How to Choose a Lottery Game

Lottery is a game in which people draw slips of paper that can have different values. The highest value is usually a large cash prize but there are other prizes as well. The odds of winning are low but many people still participate in lottery games for the fun and excitement. There are different types of lottery games that you can play and it is important to find the right one for you. The best way to choose a lottery game is to decide how much you want to spend and then look at the odds of winning that amount of money.

In the story, “The Lottery,” written by Shirley Jackson, the children are the first to assemble for the event. They are eager for the lottery and they gather in a manner that makes it seem as if this is a normal and common event that happens every year. The fact that the children are the first to assemble for this lottery is also a sign of their innocence.

When the winner is chosen the villagers begin to persecute him or her. The villagers are so blindly following this tradition that they do not see how horrible the act is. Old Man Warner tries to convince the villagers that they are going back to primitive times if they stop the lottery.

Throughout history, governments have used the lottery as a tool for raising funds. In the sixteenth century, the practice became popular in the Low Countries as a means to build town fortifications and to provide charity for the poor. In the seventeenth century, the practice spread to England, where Queen Elizabeth I chartered the nation’s first lottery in 1567. Tickets cost ten shillings, a hefty sum in those days. Besides the potential prize, each ticket also served as a get-out-of-jail card.

In early America, lotteries were often tangled up with slavery in unexpected ways. George Washington once managed a lottery whose prizes included human beings and one enslaved man, Denmark Vesey, bought his freedom through a Virginia-based lottery and went on to foment a slave rebellion. Lotteries were also a popular source of funding for churches, colleges, and civil defense and war efforts.

Cohen argues that modern American enthusiasm for lotteries began in the nineteen-sixties, when a rising population and inflation threatened state coffers. At the time, many states had generous social safety nets and cutting them would have been extremely unpopular with voters. Lotteries provided an alternative to raising taxes and cutting services, which both were politically untenable.

Today, most lottery commissions have moved away from the message that the lottery is a game of chance and now rely on two messages primarily. The first is that even if you don’t win, the fact that you purchased a ticket contributes to state revenues and therefore you are helping the state.
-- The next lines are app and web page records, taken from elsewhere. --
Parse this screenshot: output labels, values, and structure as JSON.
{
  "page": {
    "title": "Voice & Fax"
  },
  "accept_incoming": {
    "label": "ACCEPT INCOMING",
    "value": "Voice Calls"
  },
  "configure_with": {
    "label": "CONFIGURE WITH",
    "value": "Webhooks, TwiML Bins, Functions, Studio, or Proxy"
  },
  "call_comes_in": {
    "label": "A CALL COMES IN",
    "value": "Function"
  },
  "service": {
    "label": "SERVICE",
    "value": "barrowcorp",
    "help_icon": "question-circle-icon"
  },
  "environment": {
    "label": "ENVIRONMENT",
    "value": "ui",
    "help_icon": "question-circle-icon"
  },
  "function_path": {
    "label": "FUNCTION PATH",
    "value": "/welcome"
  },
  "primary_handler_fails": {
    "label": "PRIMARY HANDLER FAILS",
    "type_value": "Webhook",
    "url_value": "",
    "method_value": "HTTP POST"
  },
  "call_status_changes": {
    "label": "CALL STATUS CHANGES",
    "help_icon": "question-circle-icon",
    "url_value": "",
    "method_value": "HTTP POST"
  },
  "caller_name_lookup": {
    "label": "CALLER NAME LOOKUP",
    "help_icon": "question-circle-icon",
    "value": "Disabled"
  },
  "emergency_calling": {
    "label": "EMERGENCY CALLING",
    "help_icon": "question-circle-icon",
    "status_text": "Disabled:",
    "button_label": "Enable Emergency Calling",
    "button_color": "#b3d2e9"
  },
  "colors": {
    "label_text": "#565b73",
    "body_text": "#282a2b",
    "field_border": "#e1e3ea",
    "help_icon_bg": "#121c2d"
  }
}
The other is that you should feel good about yourself for buying a ticket. This makes the experience a bit like gambling, which is not necessarily a bad thing, but it obscures how regressive lottery sales are.